South Dakota Gov. Kristi L. Noem (R) welcomes former president Donald Trump before a South Dakota Republican Party rally in Rapid City on Sept. 8. (Jonathan Ernst/Reuters)

The Oglala Sioux Tribe in South Dakota has barred Governor Kristi L. Noem from its lands for the second time in five years, following her remarks on curbing immigration at the U.S.-Mexico border. Tribal President Frank Star Comes Out declared Pine Ridge Reservation off-limits to Noem, citing offense over her announcement of sending razor wire and security personnel to Texas. The tribal leader emphasized the sovereignty of the Oglala Sioux Nation, asserting that it falls under U.S. protection, not South Dakota’s jurisdiction.

Star Comes Out accused Noem of exploiting the border issue for political gains, suggesting her ambitions to be Donald Trump’s running mate. Noem responded, expressing regret that politics had entered the discussion on federal law enforcement failures at the southern border and tribal lands.

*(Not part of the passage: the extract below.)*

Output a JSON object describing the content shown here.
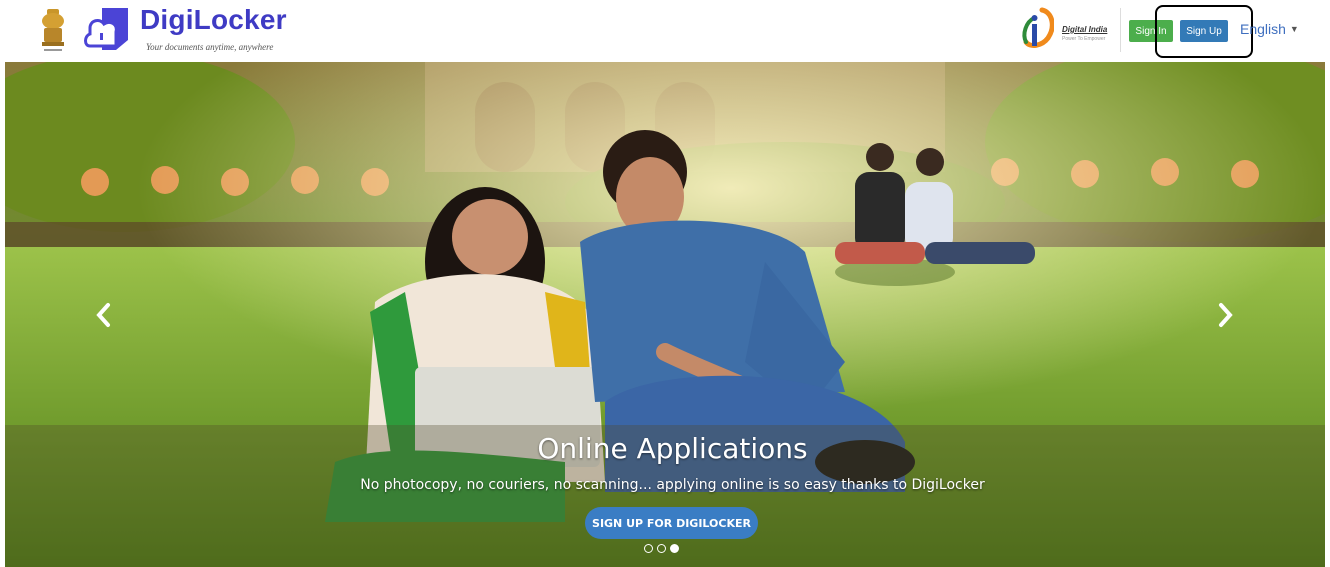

The tribal dispute coincides with the ongoing immigration challenges at the U.S.-Mexico border, with President Biden signaling a willingness to use emergency authorization to address border issues. Noem described the influx of immigrants as an “invasion,” causing concern about violence, drugs, and human trafficking on tribal reservations.

Star Comes Out urged Noem to support the bipartisan border deal in Congress and contested her use of the term “invasion,” stating that the issues of drugs and human trafficking affect the entire region. The tribal president emphasized that many arriving at the border are Indigenous people seeking better opportunities from countries like El Salvador, Guatemala, and Mexico.

This isn’t the first time Noem has faced a ban from Pine Ridge Reservation. In 2019, a feud over the Keystone XL oil pipeline led to a similar ban, which was later lifted in December 2019 after Noem assured that the state would not enforce certain anti-riot laws.

Despite the ban, Noem expressed a desire to improve relationships with the Oglala Sioux, emphasizing the need to spend time together for building stronger connections.